■ **Problem to work on**: Set each record down exactly, excluding all images.

■ **Stored data**:
------------------------

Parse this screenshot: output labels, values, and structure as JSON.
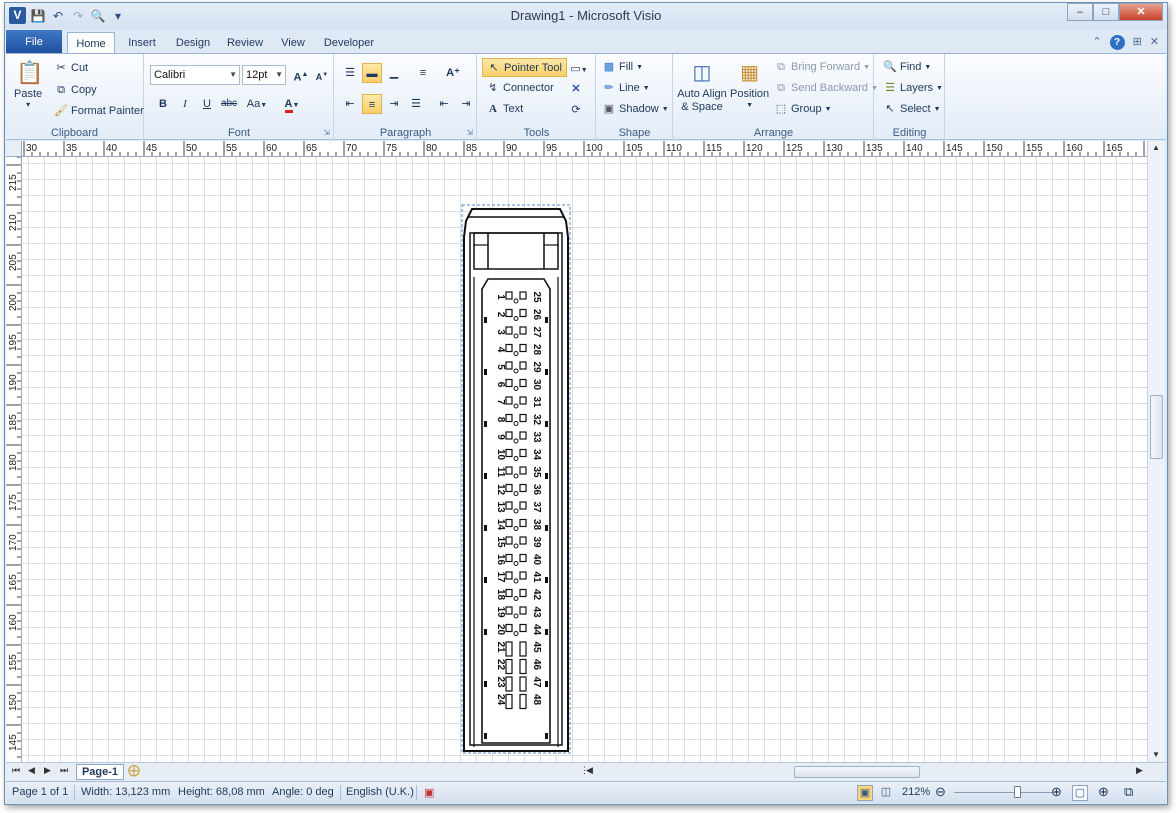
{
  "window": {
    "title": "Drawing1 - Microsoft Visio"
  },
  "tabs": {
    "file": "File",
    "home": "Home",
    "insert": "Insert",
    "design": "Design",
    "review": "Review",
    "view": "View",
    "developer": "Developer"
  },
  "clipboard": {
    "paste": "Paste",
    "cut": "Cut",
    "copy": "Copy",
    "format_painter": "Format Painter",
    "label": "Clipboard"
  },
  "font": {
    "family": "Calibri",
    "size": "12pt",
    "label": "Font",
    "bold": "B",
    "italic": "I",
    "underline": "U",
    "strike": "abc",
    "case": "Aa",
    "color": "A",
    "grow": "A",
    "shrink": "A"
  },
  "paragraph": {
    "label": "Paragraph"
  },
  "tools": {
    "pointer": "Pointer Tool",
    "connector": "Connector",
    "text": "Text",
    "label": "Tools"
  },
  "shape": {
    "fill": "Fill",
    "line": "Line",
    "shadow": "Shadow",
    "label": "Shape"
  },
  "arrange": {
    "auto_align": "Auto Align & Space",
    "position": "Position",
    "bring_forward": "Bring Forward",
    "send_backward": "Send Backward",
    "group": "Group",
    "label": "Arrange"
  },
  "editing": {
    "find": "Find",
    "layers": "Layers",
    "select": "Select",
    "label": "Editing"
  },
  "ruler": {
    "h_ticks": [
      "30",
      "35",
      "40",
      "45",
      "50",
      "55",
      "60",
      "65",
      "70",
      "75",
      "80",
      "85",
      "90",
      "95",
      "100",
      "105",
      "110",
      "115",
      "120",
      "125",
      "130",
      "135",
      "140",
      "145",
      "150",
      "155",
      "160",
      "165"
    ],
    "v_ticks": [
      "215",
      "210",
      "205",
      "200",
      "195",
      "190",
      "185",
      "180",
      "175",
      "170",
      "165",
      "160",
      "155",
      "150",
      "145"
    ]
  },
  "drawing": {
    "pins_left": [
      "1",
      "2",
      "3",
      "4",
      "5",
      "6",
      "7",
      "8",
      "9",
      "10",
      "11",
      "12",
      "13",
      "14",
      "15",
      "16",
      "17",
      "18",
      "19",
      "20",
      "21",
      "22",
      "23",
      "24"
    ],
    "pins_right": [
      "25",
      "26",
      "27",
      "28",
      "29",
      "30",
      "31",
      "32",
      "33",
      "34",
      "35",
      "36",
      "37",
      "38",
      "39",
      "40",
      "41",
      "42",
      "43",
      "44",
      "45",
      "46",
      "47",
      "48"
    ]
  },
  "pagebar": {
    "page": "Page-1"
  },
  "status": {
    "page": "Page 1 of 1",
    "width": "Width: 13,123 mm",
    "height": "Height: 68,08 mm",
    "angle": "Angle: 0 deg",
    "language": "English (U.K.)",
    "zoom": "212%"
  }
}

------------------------

■ **Result of this exercise**:
Parse this screenshot: output labels, values, and structure as JSON.
{
  "window": {
    "title": "Drawing1 - Microsoft Visio"
  },
  "tabs": {
    "file": "File",
    "home": "Home",
    "insert": "Insert",
    "design": "Design",
    "review": "Review",
    "view": "View",
    "developer": "Developer"
  },
  "clipboard": {
    "paste": "Paste",
    "cut": "Cut",
    "copy": "Copy",
    "format_painter": "Format Painter",
    "label": "Clipboard"
  },
  "font": {
    "family": "Calibri",
    "size": "12pt",
    "label": "Font",
    "bold": "B",
    "italic": "I",
    "underline": "U",
    "strike": "abc",
    "case": "Aa",
    "color": "A",
    "grow": "A",
    "shrink": "A"
  },
  "paragraph": {
    "label": "Paragraph"
  },
  "tools": {
    "pointer": "Pointer Tool",
    "connector": "Connector",
    "text": "Text",
    "label": "Tools"
  },
  "shape": {
    "fill": "Fill",
    "line": "Line",
    "shadow": "Shadow",
    "label": "Shape"
  },
  "arrange": {
    "auto_align": "Auto Align & Space",
    "position": "Position",
    "bring_forward": "Bring Forward",
    "send_backward": "Send Backward",
    "group": "Group",
    "label": "Arrange"
  },
  "editing": {
    "find": "Find",
    "layers": "Layers",
    "select": "Select",
    "label": "Editing"
  },
  "ruler": {
    "h_ticks": [
      "30",
      "35",
      "40",
      "45",
      "50",
      "55",
      "60",
      "65",
      "70",
      "75",
      "80",
      "85",
      "90",
      "95",
      "100",
      "105",
      "110",
      "115",
      "120",
      "125",
      "130",
      "135",
      "140",
      "145",
      "150",
      "155",
      "160",
      "165"
    ],
    "v_ticks": [
      "215",
      "210",
      "205",
      "200",
      "195",
      "190",
      "185",
      "180",
      "175",
      "170",
      "165",
      "160",
      "155",
      "150",
      "145"
    ]
  },
  "drawing": {
    "pins_left": [
      "1",
      "2",
      "3",
      "4",
      "5",
      "6",
      "7",
      "8",
      "9",
      "10",
      "11",
      "12",
      "13",
      "14",
      "15",
      "16",
      "17",
      "18",
      "19",
      "20",
      "21",
      "22",
      "23",
      "24"
    ],
    "pins_right": [
      "25",
      "26",
      "27",
      "28",
      "29",
      "30",
      "31",
      "32",
      "33",
      "34",
      "35",
      "36",
      "37",
      "38",
      "39",
      "40",
      "41",
      "42",
      "43",
      "44",
      "45",
      "46",
      "47",
      "48"
    ]
  },
  "pagebar": {
    "page": "Page-1"
  },
  "status": {
    "page": "Page 1 of 1",
    "width": "Width: 13,123 mm",
    "height": "Height: 68,08 mm",
    "angle": "Angle: 0 deg",
    "language": "English (U.K.)",
    "zoom": "212%"
  }
}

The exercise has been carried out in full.